     A note in my defense. She had left that morning in singularly sunny mood 4, the kind of mood that disappears dust and garbage, that sweeps her up in its delirious rhythms. She'd grabbed my hand to joke-dance to "Waterloo," and "Dancing Queen," "Mamma-mia-ing" her way out the door.
     If I had sensed mood ten's imminent arrival, I would have changed into sweats and a tee shirt, had a strong cup of cinnamon-flavored coffee and cleaned. Instead —stupid and lazy—I have slept and watched TV, wallowing in filth.
     The door opens. My lover enters. She smells the garbage, sees the cat-hair- infused dust, glances towards the dishes, climbs the stairs to witness a bed unmade at seven in the evening.
     This is what she says to me, and I paraphrase.
     Get me the fuck out. The northern California of that college summer, the Hudson, New York of my growing up, Paris, where I once studied for a month. Of all places, to be, n'est ce pas,??? why am I here?
     Alone she swears she'll flee, not explicitly saying "without you," but surely implying it in her use of the word "me," in the absence of the word "we."
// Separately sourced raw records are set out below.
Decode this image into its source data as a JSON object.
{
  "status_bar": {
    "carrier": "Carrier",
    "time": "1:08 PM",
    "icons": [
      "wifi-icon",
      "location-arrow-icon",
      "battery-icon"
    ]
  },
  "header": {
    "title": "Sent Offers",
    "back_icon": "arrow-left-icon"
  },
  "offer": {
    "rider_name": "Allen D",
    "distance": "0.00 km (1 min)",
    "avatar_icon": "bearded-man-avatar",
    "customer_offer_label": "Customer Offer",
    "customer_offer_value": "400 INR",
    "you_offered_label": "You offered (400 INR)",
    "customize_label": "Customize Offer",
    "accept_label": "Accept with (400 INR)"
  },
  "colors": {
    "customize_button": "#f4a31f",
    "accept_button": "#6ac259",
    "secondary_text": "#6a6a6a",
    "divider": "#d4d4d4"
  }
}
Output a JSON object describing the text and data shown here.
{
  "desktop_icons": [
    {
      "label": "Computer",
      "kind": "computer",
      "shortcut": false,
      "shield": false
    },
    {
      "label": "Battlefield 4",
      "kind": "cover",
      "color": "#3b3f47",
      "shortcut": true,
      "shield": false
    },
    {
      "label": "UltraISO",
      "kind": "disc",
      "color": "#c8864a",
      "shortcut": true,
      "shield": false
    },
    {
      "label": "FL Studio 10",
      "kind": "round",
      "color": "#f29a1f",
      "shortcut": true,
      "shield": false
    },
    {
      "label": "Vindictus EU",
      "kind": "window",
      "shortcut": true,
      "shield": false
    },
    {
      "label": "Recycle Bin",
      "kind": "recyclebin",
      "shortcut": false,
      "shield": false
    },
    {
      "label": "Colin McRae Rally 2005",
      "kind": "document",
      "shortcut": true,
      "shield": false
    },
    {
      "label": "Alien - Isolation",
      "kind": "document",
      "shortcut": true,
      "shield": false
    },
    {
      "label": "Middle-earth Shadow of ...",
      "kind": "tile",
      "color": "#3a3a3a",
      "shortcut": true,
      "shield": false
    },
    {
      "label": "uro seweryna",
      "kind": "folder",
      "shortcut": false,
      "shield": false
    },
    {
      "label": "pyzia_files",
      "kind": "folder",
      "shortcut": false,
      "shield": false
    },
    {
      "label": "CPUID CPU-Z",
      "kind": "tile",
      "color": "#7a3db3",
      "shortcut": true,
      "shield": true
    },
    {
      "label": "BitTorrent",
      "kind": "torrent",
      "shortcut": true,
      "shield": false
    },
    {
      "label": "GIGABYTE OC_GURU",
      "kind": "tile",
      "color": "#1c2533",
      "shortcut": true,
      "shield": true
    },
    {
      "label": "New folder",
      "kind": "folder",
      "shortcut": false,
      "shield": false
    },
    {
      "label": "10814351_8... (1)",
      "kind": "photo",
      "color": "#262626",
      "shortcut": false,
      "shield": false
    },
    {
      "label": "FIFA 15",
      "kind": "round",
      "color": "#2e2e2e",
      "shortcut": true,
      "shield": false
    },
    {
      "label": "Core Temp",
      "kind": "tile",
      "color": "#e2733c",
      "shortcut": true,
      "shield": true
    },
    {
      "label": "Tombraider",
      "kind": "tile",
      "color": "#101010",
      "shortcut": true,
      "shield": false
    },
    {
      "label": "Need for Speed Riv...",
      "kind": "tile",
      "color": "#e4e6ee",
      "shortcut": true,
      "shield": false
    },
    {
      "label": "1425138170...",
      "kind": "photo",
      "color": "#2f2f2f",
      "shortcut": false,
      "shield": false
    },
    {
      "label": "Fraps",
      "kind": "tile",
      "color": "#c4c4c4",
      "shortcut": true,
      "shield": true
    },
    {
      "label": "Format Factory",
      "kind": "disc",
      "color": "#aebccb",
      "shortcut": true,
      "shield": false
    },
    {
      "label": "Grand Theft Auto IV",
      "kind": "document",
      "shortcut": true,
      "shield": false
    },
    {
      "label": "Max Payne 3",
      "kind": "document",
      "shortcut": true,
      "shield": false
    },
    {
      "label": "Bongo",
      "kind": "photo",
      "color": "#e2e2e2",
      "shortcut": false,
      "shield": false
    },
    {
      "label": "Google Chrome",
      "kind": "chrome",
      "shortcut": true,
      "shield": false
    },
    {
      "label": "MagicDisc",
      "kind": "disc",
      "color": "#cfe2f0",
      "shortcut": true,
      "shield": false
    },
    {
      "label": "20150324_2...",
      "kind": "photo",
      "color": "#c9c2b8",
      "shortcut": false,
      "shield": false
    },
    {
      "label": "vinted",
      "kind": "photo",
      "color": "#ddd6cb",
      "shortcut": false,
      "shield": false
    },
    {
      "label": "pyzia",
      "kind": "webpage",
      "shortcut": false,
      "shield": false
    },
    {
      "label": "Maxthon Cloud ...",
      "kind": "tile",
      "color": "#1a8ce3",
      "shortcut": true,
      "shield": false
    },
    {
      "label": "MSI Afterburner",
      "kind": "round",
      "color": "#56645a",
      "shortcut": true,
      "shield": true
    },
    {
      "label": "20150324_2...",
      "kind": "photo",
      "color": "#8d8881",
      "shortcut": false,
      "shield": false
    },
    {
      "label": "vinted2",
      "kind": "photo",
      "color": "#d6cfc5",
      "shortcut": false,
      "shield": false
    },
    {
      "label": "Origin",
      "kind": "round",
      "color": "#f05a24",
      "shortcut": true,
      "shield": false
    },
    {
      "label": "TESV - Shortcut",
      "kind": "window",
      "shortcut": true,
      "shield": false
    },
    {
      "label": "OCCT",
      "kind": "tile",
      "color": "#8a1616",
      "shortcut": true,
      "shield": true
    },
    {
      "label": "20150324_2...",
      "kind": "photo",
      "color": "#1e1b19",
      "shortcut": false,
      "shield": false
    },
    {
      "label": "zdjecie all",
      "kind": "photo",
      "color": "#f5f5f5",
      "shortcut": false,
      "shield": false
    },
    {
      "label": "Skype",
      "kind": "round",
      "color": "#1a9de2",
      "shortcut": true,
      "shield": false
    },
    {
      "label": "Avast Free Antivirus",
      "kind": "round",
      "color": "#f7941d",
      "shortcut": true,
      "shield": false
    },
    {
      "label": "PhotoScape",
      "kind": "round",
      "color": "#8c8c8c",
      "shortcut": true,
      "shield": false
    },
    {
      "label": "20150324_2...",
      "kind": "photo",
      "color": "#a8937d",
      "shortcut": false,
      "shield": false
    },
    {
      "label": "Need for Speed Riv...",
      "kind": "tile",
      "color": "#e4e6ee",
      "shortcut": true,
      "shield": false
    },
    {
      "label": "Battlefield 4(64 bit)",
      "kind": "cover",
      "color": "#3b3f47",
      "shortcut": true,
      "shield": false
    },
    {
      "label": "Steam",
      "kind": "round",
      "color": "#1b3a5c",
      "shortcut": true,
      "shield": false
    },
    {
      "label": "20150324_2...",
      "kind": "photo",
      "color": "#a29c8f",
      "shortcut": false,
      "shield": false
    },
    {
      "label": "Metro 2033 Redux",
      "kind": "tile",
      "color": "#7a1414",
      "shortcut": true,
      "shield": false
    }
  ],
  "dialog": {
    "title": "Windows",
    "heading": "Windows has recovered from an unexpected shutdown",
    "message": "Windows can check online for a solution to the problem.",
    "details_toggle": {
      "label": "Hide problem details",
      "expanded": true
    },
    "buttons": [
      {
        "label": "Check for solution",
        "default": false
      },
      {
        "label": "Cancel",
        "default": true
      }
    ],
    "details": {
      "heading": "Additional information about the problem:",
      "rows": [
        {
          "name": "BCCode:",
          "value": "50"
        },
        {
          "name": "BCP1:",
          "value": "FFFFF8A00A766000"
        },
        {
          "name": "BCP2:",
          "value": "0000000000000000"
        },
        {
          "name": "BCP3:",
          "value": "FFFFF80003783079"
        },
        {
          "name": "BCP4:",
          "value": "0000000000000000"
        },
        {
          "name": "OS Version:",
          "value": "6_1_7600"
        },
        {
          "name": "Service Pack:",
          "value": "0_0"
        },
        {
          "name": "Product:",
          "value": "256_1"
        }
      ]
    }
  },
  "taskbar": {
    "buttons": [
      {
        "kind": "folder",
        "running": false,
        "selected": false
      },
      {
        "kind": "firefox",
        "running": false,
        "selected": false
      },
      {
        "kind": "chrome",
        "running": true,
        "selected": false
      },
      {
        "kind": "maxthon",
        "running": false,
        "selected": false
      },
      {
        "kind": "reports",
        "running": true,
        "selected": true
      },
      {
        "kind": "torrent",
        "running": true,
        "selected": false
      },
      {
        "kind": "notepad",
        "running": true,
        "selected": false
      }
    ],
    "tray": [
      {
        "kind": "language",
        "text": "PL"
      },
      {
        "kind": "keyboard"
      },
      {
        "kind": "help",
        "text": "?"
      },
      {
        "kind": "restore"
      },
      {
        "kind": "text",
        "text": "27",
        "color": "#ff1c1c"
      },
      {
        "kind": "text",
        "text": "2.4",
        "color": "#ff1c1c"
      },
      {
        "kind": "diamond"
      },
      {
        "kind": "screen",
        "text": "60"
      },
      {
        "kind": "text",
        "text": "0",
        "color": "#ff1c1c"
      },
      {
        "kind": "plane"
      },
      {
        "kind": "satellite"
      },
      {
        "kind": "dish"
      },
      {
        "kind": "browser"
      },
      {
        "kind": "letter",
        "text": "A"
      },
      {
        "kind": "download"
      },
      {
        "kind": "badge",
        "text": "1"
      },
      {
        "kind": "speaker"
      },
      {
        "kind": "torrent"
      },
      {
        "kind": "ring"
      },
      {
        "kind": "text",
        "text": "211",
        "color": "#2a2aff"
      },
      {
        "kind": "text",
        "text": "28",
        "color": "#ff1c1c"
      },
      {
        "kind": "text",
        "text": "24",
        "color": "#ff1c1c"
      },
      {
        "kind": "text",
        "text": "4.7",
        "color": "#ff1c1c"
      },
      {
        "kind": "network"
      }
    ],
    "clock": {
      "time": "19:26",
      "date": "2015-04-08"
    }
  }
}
Bust #11 (Though I don't really count them.)
     But first, a summary of some previous busts. The cartoons of my father with shit literally drawn coming from his mouth, hidden in the top drawer of my desk, were discovered by my mom when I went away to camp the summer after my freshman year of high school. The envelope full of carefully computer-generated fake IDs was located by my shit-mouth dad himself sometime during my junior year of college after I was finally of legal drinking age. The handwritten, numbered descriptions in code of the first several times I had had sex with my first college girlfriend were found, once again in a drawer, by my second college girlfriend to her vast, relationship-ending disapproval: "4. Opportunity when roommate at West Civ. Over too quickly."
     You'd think I'd have learned to code more complexly after that incident, to obscure what I didn't want discovered, but no, the moods I had catalogued were saved to a file called "Brian's (my name) expenses" and left as they were. My lover had apparently brought it up by accident. I was right to think she would never nose into my personal finances but still terribly, terribly wrong just to have it on the hard-drive of the computer we shared.
     "I wasn't interested in your fucking 'expenses.' I didn't know I was one."
     "I was just trying to get to the file next to it and ended up with it by mistake."
     "And then to be assaulted by that weird, psycho shit."
     "To be codified, quantified, analyzed like I wasn't even human."
     It's a helluva bust.

The thing about mood 27 is that you only get to experience it once. (Unless, of course, you manage to win her back only to have her get sick of you again and leave.)
     There are very few of the ebbs and flows, the joys and sorrows that are typical of her moods. My former lover simply takes her clothes from the dresser and folds them into her suitcase. It's been two days since the great bust, one day since her irrevocable decision to leave. She smiles distantly, plaintively. When the occasional tear drips sweetly down her cheek, she brushes it cruelly away.
     If she were more like me, she could choose from the numerology of my moods to find the perfect one: 12, 14, maybe 17. "Apologetic," yet "firm," "loving," yet "contrite." A changed man's mood, an anti-codifier, a non-quantifier, a never analyzer, the mood that would make my former lover take everything out of her bags and fold them back into her dresser drawers.

Copyright©2003 David Winner


       Home     Current     Archive     Weblog     Editor     Submit